_DATA TO PROCESS_
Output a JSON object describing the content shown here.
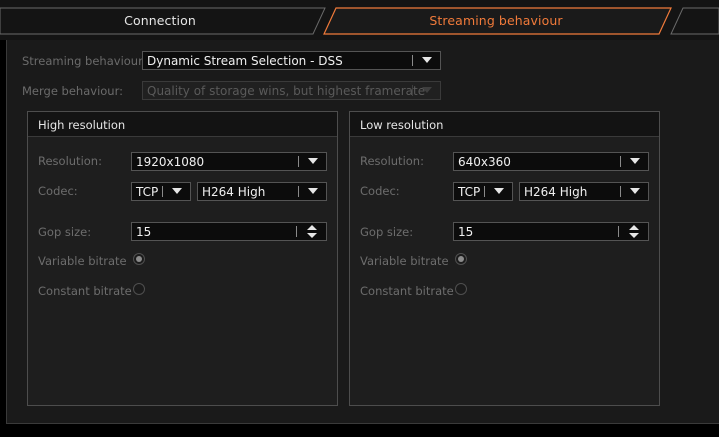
{
  "tabs": {
    "connection": "Connection",
    "streaming": "Streaming behaviour"
  },
  "colors": {
    "accent": "#f07a3a",
    "background": "#1a1a1a",
    "field": "#0c0c0c"
  },
  "form": {
    "streaming_label": "Streaming behaviour:",
    "streaming_value": "Dynamic Stream Selection - DSS",
    "merge_label": "Merge behaviour:",
    "merge_value": "Quality of storage wins, but highest framerate"
  },
  "high": {
    "title": "High resolution",
    "resolution_label": "Resolution:",
    "resolution_value": "1920x1080",
    "codec_label": "Codec:",
    "protocol_value": "TCP",
    "codec_value": "H264 High",
    "gop_label": "Gop size:",
    "gop_value": "15",
    "variable_label": "Variable bitrate",
    "constant_label": "Constant bitrate",
    "variable_selected": true
  },
  "low": {
    "title": "Low resolution",
    "resolution_label": "Resolution:",
    "resolution_value": "640x360",
    "codec_label": "Codec:",
    "protocol_value": "TCP",
    "codec_value": "H264 High",
    "gop_label": "Gop size:",
    "gop_value": "15",
    "variable_label": "Variable bitrate",
    "constant_label": "Constant bitrate",
    "variable_selected": true
  }
}
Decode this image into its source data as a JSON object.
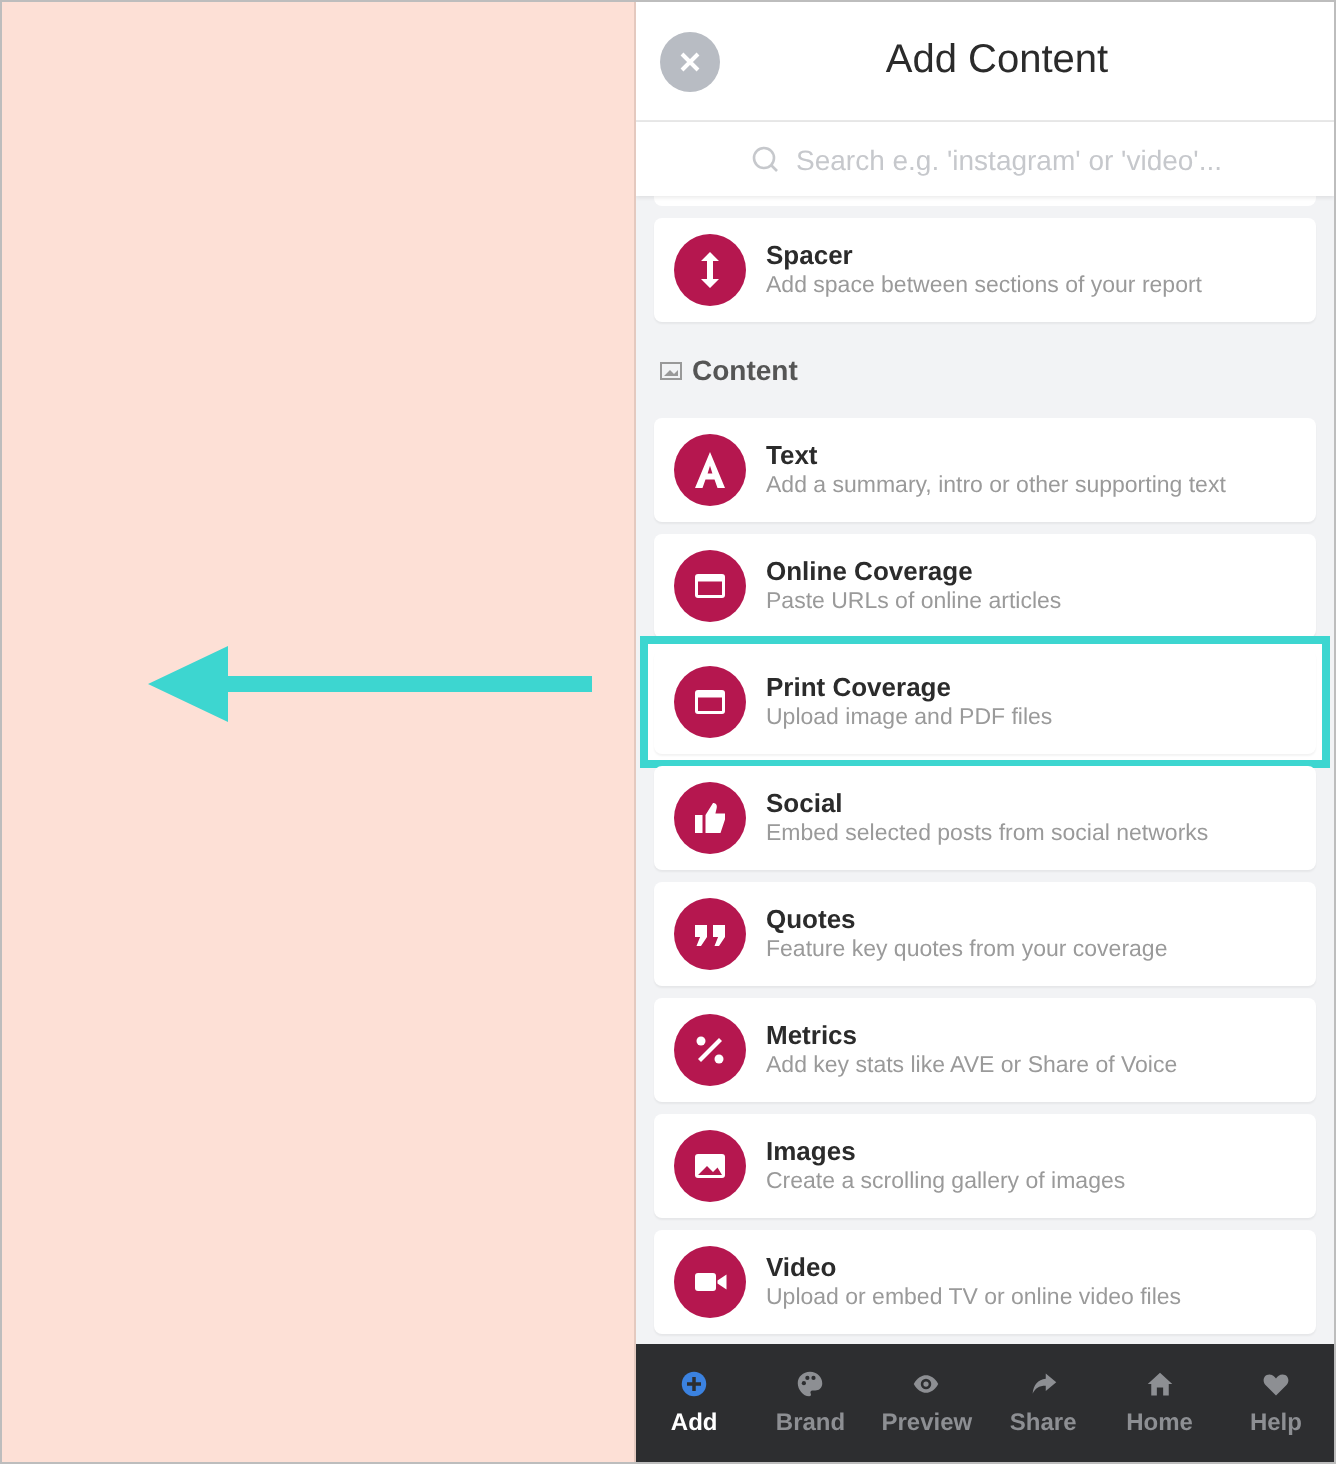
{
  "panel": {
    "title": "Add Content",
    "search": {
      "placeholder": "Search e.g. 'instagram' or 'video'..."
    }
  },
  "top_items": [
    {
      "title": "Spacer",
      "description": "Add space between sections of your report",
      "highlighted": false
    }
  ],
  "section": {
    "label": "Content"
  },
  "items": [
    {
      "title": "Text",
      "description": "Add a summary, intro or other supporting text",
      "highlighted": false
    },
    {
      "title": "Online Coverage",
      "description": "Paste URLs of online articles",
      "highlighted": false
    },
    {
      "title": "Print Coverage",
      "description": "Upload image and PDF files",
      "highlighted": true
    },
    {
      "title": "Social",
      "description": "Embed selected posts from social networks",
      "highlighted": false
    },
    {
      "title": "Quotes",
      "description": "Feature key quotes from your coverage",
      "highlighted": false
    },
    {
      "title": "Metrics",
      "description": "Add key stats like AVE or Share of Voice",
      "highlighted": false
    },
    {
      "title": "Images",
      "description": "Create a scrolling gallery of images",
      "highlighted": false
    },
    {
      "title": "Video",
      "description": "Upload or embed TV or online video files",
      "highlighted": false
    }
  ],
  "bottom_nav": [
    {
      "label": "Add",
      "selected": true
    },
    {
      "label": "Brand",
      "selected": false
    },
    {
      "label": "Preview",
      "selected": false
    },
    {
      "label": "Share",
      "selected": false
    },
    {
      "label": "Home",
      "selected": false
    },
    {
      "label": "Help",
      "selected": false
    }
  ]
}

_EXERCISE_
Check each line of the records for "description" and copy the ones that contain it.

_ANSWER FOR THIS EXERCISE_
      "description": "Add space between sections of your report",
      "description": "Add a summary, intro or other supporting text",
      "description": "Paste URLs of online articles",
      "description": "Upload image and PDF files",
      "description": "Embed selected posts from social networks",
      "description": "Feature key quotes from your coverage",
      "description": "Add key stats like AVE or Share of Voice",
      "description": "Create a scrolling gallery of images",
      "description": "Upload or embed TV or online video files",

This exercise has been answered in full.